Cooperation Between Drivers, Teams, and Race OrganizersSafety is a top priority in motor sports and requires cooperation between drivers, teams, and race organizers.
Every driver, team, and organizer has an important role to play in ensuring the safety of everyone involved in the race. Drivers need to be aware of the safety rules, teams need to provide adequate safety equipment, and organizers must ensure that the track meets all safety standards. Drivers must be aware of the safety rules and regulations and follow them at all times. They need to be mindful of the rules of the road, practice good sportsmanship, and respect their fellow competitors. Teams must provide adequate safety equipment for their drivers, such as fire-retardant suits and helmets.
They must also ensure that their vehicles are in good condition and have passed all inspections. Race organizers are responsible for enforcing safety regulations. They need to inspect the track before the race starts and make sure it meets all safety requirements. In addition, they must monitor the race closely to make sure that drivers are following the rules and that no one is taking unnecessary risks. It is essential that everyone involved in a race cooperates to ensure the safety of everyone involved. By following the safety regulations and working together, drivers, teams, and organizers can create a safe environment for all participants.
Driver Safety EquipmentSafety is of utmost importance in motor sports, and NASCAR sanctioned race tracks have strict regulations regarding the safety equipment drivers must wear or use while racing.
This equipment helps protect drivers in the event of an accident, and failure to wear it can lead to severe penalties. The most important piece of safety equipment for a driver is a fire-retardant suit. This suit is made of multiple layers of fire-resistant fabric and helps protect the driver from burns if their car catches fire. It also prevents clothing from becoming entangled in the steering wheel or pedals.
Additionally, drivers must wear a helmet that meets the standard set by Snell Memorial Foundation, which tests helmet performance for impact, penetration, and flammability. Drivers must also wear a head-and-neck restraint system designed to reduce the risk of neck injury in the event of an accident. These systems are typically made up of a collar and harness that fit snugly around the neck and shoulders. The harness is then attached to the helmet via a tether to help keep the head from moving too far forward during an accident.
Drivers also must wear gloves designed to help keep a grip on the steering wheel during an accident. They must also wear fireproof underwear and shoes that fit securely and cover the ankles. Finally, some cars may also require drivers to use a window net, which is attached to the side of the car and designed to keep the driver's arms and head from exiting through an open window during an accident.

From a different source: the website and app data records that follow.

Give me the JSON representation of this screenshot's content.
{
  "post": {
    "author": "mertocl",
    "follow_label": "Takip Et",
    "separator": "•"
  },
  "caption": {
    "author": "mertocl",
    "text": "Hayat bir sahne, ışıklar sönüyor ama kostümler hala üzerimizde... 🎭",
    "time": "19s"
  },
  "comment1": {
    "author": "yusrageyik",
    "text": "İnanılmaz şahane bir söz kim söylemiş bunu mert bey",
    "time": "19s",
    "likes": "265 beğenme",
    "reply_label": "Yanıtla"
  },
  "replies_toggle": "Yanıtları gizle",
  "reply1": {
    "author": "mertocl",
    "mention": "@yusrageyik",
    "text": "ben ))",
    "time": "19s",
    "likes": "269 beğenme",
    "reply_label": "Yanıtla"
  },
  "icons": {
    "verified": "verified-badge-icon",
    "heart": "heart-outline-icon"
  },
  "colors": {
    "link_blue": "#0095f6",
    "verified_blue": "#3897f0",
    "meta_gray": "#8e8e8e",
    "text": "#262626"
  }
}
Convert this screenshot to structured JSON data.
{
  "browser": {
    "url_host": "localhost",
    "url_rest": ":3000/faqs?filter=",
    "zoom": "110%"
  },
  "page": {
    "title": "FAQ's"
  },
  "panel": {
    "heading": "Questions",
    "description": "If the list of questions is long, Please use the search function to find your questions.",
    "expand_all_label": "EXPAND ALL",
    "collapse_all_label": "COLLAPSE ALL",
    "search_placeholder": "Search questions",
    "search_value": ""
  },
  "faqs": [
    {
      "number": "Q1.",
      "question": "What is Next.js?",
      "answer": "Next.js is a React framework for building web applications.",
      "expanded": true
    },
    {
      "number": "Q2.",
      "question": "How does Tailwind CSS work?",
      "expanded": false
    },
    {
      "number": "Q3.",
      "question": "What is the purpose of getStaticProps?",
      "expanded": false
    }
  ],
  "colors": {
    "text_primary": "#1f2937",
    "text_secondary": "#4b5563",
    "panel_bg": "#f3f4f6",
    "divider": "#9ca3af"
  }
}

Safety equipment is essential for protecting drivers in the event of an accident.
NASCAR requires drivers to use these items to ensure they are as safe as possible while racing. The importance of following safety regulations in motor sports can not be overstated. It is essential that drivers, teams, race organizers, and spectators all work together to create a safe environment during events. Safety regulations provide the necessary framework for ensuring that everyone involved is kept safe.
The various regulations cover driver safety equipment, track design, car design, and pit lane safety. These regulations must be enforced to ensure that the highest standards of safety are maintained. Regular inspections prior to each event are also important to guarantee a safe environment. Motor sports are exciting and thrilling, but they must always be conducted safely for the benefit of everyone involved.